JEDDAH – Fossil fuels are likely to remain a major part of the global energy mix for decades. Without a way of reducing the impact of burning fossil fuels on our climate there is no credible scenario under which the international community can reduce emissions of greenhouse gases sufficiently to limit global average temperature rise to 2 degrees Celsius, the agreed goal under the UN negotiations.
And yet, so far, progress to demonstrate and deploy carbon capture and storage (CCS) technology at scale has been painfully inadequate.
CCS technology is not yet mature and is expensive. In the long-term CCS will be viable if it is cheaper to capture and store the CO2 emissions than to release them into the atmosphere. This means there must be a sufficient cost imposed on installations that emit carbon. Estimates suggest that, once CCS technology is mature, a carbon price - the cost of emitting carbon into the atmosphere - of between $44 and $103 will be sufficient to make CCS viable. Although the current price of carbon in the EU (the world’s major carbon market) is around €9 ($12), a tightening of the cap on emissions from 2013 means that a sufficient carbon price in the EU is a distinct possibility.
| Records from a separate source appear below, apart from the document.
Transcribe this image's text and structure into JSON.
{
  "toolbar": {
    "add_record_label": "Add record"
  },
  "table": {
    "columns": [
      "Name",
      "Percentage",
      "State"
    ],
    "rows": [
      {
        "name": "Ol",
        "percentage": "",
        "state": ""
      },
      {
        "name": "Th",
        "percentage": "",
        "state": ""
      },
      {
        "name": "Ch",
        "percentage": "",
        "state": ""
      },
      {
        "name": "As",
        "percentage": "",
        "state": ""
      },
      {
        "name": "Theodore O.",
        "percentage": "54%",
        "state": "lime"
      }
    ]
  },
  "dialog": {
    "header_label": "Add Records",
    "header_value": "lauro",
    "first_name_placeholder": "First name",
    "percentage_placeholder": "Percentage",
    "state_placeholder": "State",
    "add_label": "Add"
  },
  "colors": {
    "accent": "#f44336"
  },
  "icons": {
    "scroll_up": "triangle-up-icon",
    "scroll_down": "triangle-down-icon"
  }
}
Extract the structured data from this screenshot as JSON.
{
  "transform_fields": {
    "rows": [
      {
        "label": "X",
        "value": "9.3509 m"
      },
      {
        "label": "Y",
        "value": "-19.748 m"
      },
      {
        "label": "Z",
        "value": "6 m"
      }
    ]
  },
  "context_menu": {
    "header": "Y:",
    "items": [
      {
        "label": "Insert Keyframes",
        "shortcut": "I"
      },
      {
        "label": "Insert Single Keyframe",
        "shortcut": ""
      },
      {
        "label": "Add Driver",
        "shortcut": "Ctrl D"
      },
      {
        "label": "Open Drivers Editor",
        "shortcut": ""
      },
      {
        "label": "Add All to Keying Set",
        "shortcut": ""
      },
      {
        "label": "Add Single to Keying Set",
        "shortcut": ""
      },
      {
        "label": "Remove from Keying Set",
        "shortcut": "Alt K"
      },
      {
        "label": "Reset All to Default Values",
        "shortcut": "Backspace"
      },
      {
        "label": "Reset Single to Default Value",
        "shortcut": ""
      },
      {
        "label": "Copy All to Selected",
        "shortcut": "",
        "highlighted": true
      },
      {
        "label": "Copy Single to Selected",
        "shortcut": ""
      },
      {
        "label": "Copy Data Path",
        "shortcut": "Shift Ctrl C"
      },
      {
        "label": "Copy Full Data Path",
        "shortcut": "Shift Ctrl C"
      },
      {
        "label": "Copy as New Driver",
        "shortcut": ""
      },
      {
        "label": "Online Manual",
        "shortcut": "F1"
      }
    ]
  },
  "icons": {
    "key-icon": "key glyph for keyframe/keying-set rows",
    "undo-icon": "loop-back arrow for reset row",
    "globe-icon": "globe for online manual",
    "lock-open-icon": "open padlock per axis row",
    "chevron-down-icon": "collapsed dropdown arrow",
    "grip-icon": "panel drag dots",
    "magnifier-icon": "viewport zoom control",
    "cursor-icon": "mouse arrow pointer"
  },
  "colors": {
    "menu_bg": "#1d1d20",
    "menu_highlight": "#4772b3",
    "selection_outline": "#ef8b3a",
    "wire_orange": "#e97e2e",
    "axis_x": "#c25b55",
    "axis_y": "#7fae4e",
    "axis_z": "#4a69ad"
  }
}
Against this backdrop, plans are underway for Qatar to host this year’s UN climate change conference in December.
If one takes into account recent laws and proposals to set up carbon markets in Australia, China, Mexico, South Korea and California in the US, it is not too much of a leap to imagine a price of carbon high enough to make CCS viable across a range of countries. The problem is not that CCS isn’t viable in the long-term; the problem is that, in the short- to medium-term, it is going to require big capital investments to build the commercial scale demonstration projects that will help to bring down the costs to a long-term equilibrium. Until now, with a lack of regulatory certainty about the future price of carbon and the fiscal challenges to governments and businesses in the economic downturn, investments have not been forthcoming on the scale required.
First, on the fossil fuel supply side, Qatar and the other Gulf states have a motive. CCS is a great technology for countries that sell fossil fuels. It allows the burning of these fuels in a way that does not damage the climate, thus potentially prolonging the life of the markets for fossil fuels, even in a highly carbon constrained post-2020 world.
Second, on the demand side, China’s production of a fossil-fuelled power station a week offers the opportunity to bring down costs fast. And with coal and oil-dependent China likely to take on some form of emissions reduction target under a post-2020 climate change deal, it is now in China’s strategic interest to commercialize this technology quickly.
Finally, the regulatory outlook is more certain. Before the most recent round of UN negotiations in South Africa in December, many commentators thought that the legally binding nature of the UN process would dissipate when the Kyoto Protocol’s first commitment period expired in 2012. Durban changed that. – SG